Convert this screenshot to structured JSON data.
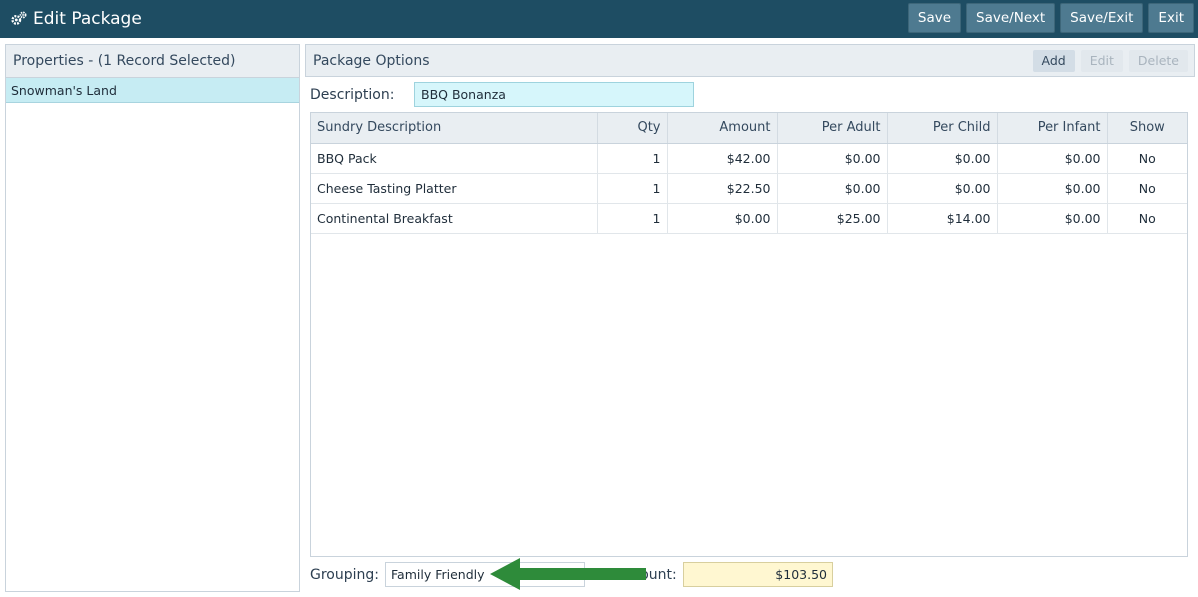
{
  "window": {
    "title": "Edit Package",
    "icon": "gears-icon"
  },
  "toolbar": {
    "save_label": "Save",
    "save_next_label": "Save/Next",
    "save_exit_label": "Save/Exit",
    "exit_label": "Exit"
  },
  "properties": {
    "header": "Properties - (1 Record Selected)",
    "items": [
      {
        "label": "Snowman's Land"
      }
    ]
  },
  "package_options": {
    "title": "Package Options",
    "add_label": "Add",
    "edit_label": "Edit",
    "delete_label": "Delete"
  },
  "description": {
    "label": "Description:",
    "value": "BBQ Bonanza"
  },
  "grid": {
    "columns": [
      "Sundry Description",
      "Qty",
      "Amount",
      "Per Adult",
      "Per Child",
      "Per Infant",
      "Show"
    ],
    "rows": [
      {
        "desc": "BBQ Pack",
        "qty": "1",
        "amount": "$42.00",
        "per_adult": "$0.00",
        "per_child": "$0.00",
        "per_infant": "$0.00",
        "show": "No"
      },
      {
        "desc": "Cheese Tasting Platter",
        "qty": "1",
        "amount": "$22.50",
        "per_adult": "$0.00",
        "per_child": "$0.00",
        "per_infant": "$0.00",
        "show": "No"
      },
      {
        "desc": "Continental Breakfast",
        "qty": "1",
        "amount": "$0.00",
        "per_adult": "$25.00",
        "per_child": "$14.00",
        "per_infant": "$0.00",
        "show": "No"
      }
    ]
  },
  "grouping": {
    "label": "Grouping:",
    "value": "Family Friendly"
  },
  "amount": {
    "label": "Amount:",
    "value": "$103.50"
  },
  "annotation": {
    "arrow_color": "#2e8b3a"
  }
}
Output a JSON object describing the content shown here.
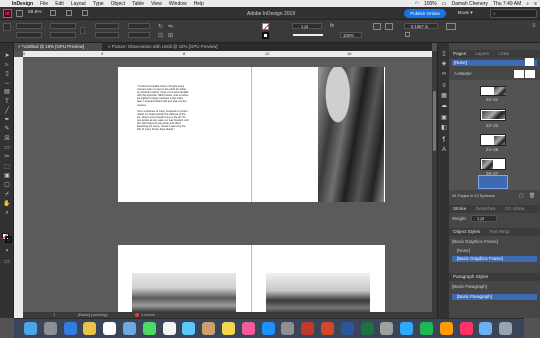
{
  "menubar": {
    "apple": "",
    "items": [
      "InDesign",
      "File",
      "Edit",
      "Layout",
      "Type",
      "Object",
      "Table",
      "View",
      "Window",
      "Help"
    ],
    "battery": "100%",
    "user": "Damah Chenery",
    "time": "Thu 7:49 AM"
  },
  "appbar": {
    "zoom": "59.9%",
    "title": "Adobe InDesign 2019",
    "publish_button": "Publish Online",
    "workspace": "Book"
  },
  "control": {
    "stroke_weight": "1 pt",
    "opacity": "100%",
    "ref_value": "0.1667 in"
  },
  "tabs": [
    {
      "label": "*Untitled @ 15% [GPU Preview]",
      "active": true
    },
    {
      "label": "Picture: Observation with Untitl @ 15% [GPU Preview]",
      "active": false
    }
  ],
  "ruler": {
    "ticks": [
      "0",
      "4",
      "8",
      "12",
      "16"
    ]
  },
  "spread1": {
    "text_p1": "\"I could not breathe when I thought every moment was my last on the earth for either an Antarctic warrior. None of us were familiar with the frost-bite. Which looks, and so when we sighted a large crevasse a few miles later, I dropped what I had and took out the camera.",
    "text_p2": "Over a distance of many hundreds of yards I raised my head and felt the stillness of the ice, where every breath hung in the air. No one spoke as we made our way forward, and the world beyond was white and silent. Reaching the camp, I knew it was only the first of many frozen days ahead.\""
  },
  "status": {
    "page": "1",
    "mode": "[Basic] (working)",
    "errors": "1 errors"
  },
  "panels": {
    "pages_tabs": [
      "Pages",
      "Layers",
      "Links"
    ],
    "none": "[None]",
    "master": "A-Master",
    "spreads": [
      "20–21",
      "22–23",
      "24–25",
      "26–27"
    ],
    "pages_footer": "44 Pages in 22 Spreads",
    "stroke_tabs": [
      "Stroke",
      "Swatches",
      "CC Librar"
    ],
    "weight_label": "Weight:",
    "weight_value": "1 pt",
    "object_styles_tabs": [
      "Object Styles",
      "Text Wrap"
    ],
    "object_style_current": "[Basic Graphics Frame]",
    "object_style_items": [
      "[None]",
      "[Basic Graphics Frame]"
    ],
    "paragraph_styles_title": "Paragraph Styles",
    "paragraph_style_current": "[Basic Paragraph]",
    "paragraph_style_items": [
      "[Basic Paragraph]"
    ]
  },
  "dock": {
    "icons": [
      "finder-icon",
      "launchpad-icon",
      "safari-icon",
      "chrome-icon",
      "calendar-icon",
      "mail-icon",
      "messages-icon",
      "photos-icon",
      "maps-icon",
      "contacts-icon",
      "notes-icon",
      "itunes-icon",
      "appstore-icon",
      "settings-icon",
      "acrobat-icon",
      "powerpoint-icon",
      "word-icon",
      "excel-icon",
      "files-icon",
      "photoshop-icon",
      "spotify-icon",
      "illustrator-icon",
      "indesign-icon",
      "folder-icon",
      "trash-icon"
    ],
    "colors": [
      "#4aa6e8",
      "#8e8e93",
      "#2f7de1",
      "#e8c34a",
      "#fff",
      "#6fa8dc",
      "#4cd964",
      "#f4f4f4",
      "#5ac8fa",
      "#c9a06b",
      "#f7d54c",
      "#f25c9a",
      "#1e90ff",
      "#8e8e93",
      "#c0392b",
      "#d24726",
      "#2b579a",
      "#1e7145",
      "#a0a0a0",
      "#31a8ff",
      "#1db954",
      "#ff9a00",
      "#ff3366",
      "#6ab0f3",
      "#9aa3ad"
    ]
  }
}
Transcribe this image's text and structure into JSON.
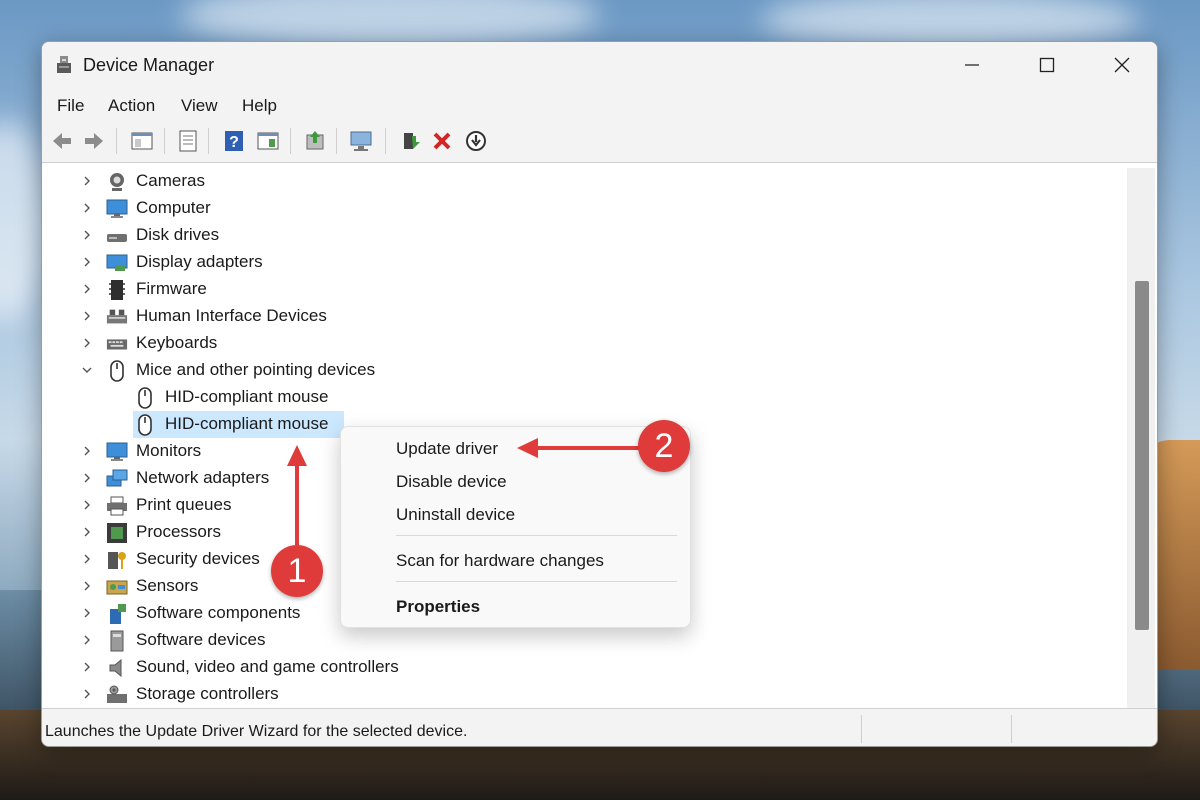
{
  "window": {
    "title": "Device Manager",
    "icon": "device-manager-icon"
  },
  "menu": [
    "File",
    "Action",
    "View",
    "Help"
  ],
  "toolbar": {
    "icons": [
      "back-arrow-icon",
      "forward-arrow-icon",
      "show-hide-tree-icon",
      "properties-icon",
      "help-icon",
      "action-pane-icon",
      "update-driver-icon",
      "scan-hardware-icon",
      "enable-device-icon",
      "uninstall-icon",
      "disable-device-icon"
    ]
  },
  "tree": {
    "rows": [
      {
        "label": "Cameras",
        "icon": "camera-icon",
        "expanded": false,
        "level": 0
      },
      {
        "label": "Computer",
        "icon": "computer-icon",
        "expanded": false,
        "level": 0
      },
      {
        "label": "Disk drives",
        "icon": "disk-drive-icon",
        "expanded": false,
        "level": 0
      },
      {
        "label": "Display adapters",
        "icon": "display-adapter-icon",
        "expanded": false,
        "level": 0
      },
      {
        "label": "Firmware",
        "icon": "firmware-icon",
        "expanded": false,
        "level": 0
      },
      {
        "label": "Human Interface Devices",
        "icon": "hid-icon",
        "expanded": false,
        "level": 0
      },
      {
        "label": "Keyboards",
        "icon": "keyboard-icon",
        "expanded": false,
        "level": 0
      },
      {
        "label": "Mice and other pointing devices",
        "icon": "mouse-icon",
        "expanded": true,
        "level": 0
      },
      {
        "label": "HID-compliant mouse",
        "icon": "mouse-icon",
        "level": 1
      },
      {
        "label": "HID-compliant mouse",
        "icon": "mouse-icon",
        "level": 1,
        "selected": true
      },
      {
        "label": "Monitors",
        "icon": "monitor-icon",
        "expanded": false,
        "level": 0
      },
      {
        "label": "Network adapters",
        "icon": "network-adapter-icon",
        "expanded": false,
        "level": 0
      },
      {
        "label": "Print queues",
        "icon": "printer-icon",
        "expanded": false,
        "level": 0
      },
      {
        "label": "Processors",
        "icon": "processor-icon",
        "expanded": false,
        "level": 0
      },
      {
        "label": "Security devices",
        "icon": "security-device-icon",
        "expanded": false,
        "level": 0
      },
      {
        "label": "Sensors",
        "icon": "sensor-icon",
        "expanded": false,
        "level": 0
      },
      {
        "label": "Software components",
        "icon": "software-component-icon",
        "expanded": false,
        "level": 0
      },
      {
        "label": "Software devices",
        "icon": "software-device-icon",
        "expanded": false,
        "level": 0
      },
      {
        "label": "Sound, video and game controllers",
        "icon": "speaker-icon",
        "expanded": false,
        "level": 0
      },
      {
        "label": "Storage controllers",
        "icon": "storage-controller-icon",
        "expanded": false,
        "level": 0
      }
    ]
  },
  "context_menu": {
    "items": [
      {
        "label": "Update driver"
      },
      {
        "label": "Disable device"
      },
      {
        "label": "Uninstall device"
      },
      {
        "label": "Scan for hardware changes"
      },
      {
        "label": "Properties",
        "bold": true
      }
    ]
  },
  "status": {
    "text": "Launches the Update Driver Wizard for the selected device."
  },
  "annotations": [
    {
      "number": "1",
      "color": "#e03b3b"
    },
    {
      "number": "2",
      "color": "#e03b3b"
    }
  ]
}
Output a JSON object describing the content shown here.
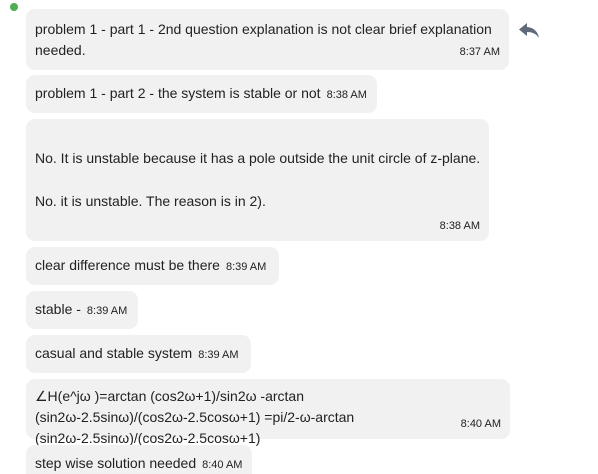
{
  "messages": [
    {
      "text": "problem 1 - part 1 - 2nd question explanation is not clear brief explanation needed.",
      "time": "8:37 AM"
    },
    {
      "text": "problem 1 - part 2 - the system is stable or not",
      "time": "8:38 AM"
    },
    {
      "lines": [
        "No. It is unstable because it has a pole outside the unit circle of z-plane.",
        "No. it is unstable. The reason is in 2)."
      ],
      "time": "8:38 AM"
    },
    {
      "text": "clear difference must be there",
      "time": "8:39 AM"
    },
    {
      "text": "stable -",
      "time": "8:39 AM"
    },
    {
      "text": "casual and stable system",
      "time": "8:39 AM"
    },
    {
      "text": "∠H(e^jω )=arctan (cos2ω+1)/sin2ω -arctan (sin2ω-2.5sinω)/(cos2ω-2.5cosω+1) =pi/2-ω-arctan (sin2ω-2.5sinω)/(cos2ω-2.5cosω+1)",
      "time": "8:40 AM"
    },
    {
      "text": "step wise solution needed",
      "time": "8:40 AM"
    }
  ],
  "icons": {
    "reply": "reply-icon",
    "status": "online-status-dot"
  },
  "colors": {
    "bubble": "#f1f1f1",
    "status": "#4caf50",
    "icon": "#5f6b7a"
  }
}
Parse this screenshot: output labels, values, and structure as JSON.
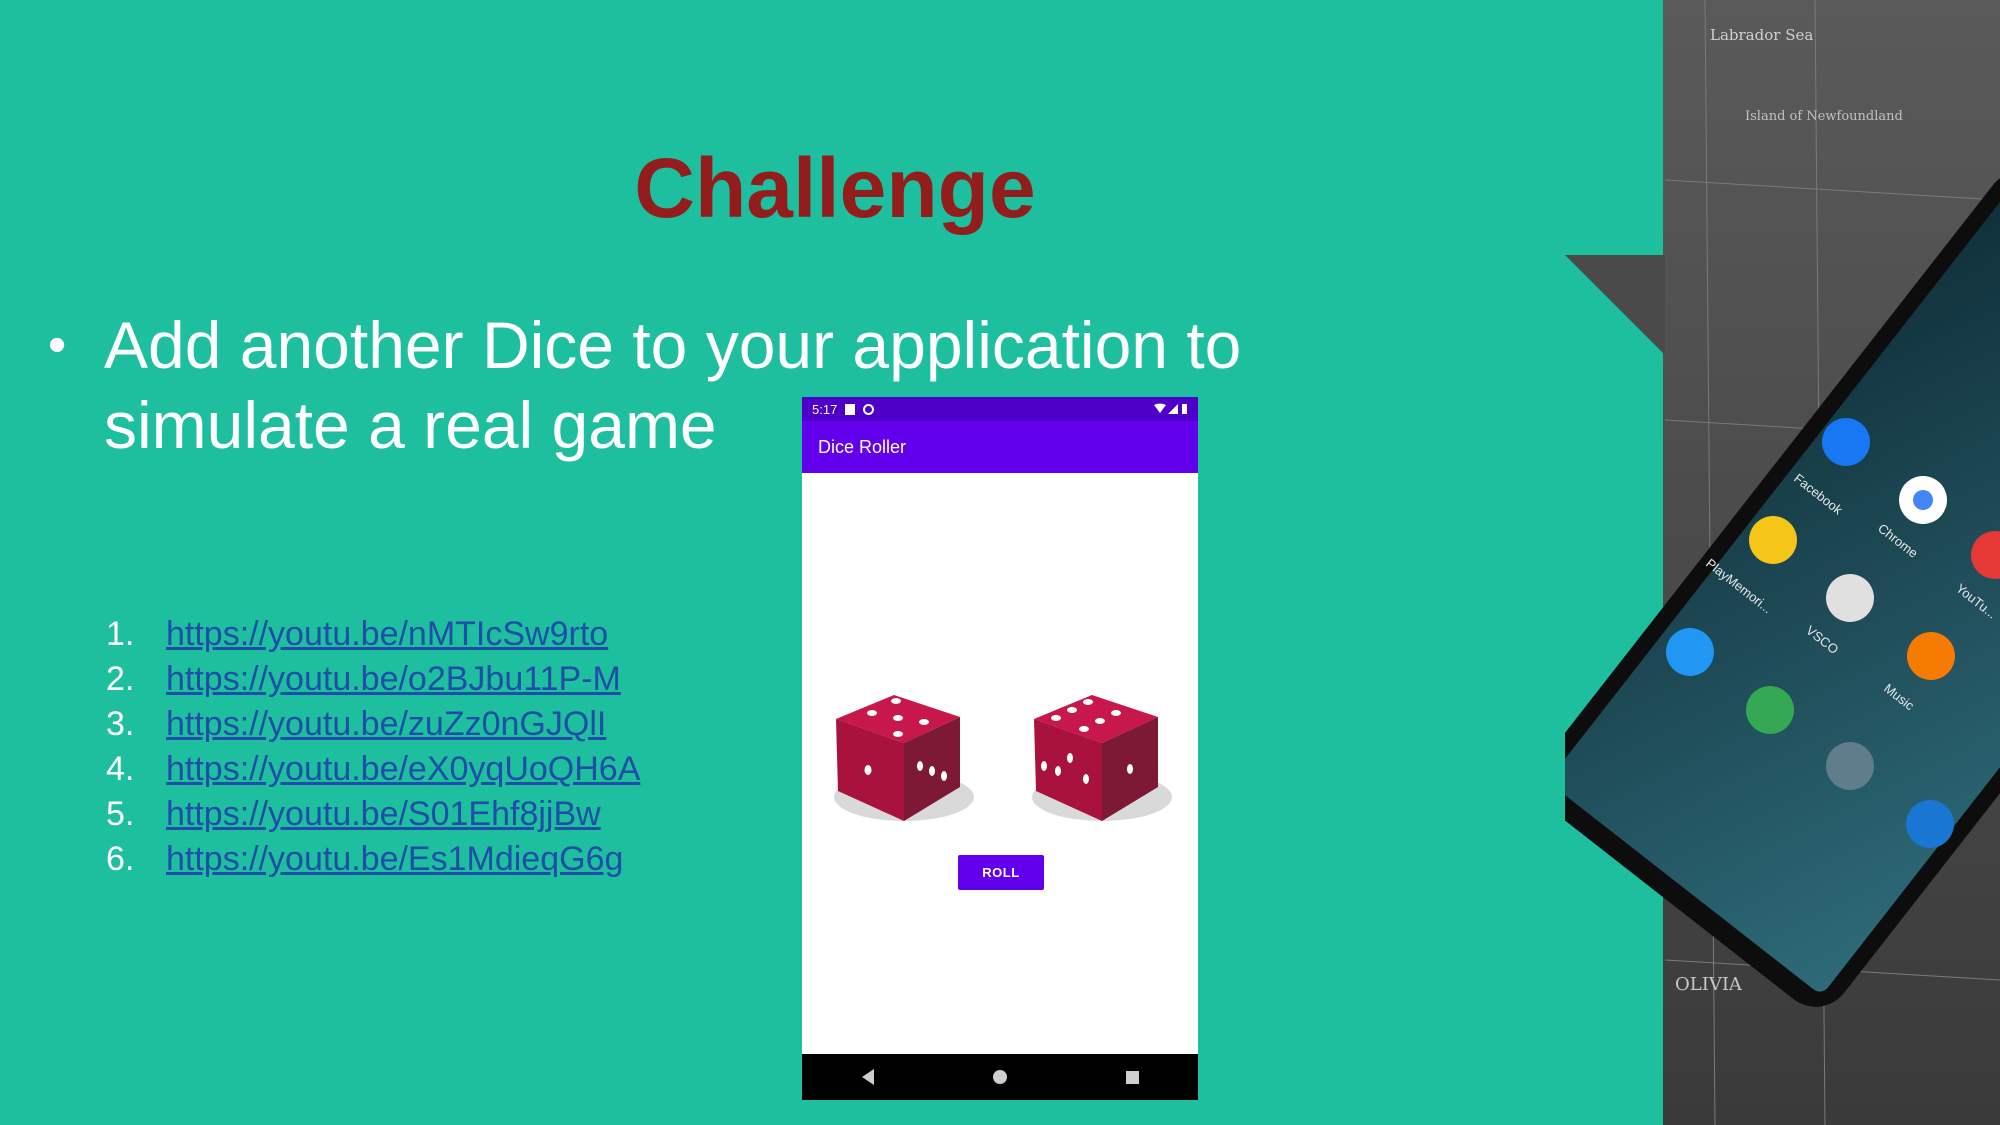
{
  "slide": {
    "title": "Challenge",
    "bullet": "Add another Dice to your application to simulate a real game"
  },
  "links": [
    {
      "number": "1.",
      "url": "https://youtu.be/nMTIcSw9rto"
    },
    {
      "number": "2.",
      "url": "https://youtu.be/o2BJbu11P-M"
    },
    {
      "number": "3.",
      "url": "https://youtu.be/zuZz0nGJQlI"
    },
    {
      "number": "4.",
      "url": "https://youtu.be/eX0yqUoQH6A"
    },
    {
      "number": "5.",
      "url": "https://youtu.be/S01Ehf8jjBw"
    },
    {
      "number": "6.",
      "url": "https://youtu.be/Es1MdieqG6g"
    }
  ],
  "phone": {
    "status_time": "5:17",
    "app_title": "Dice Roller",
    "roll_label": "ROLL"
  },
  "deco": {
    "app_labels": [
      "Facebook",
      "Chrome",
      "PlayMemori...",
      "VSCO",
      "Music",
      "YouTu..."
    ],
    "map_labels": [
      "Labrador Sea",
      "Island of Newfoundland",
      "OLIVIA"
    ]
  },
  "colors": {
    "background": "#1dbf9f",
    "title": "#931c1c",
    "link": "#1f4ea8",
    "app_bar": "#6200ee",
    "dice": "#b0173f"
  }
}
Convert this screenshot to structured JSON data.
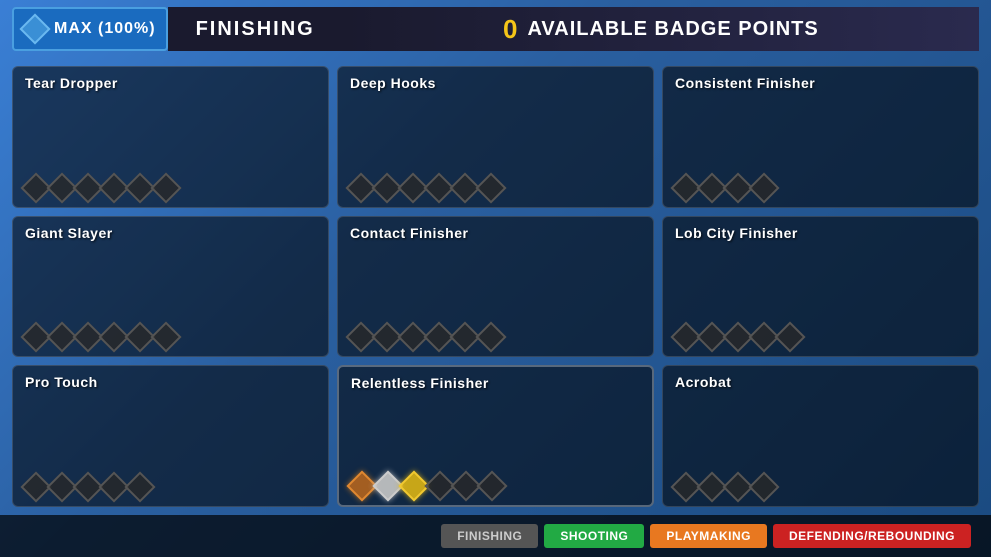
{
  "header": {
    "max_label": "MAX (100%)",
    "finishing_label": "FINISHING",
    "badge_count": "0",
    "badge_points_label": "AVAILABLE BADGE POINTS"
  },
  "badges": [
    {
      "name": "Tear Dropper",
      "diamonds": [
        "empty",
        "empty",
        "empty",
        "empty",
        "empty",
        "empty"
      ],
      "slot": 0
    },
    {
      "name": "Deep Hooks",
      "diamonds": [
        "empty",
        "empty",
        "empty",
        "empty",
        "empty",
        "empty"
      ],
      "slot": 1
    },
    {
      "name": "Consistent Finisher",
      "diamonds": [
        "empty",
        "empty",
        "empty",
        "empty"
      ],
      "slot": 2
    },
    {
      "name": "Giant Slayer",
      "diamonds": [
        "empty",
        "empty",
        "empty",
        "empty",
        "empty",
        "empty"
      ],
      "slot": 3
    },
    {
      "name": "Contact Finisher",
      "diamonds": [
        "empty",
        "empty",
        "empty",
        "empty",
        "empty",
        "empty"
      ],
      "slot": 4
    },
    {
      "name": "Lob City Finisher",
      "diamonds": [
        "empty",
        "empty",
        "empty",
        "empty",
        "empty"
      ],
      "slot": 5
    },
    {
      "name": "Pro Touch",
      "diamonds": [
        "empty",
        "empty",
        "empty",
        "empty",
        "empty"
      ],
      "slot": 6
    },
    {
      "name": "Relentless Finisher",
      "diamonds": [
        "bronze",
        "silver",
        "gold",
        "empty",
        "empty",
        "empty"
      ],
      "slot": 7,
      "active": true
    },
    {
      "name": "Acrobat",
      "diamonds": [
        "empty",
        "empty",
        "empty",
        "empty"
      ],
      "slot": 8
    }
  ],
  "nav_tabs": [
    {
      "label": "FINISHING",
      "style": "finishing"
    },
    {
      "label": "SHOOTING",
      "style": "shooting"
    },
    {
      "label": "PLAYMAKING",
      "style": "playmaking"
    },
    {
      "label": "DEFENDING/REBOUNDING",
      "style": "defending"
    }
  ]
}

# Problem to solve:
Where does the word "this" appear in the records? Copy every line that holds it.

# Exercise output:
Convert this screenshot to structured JSON data.
Transcribe this image's text and structure into JSON.
Parse this screenshot: output labels, values, and structure as JSON.
Convert this screenshot to structured JSON data.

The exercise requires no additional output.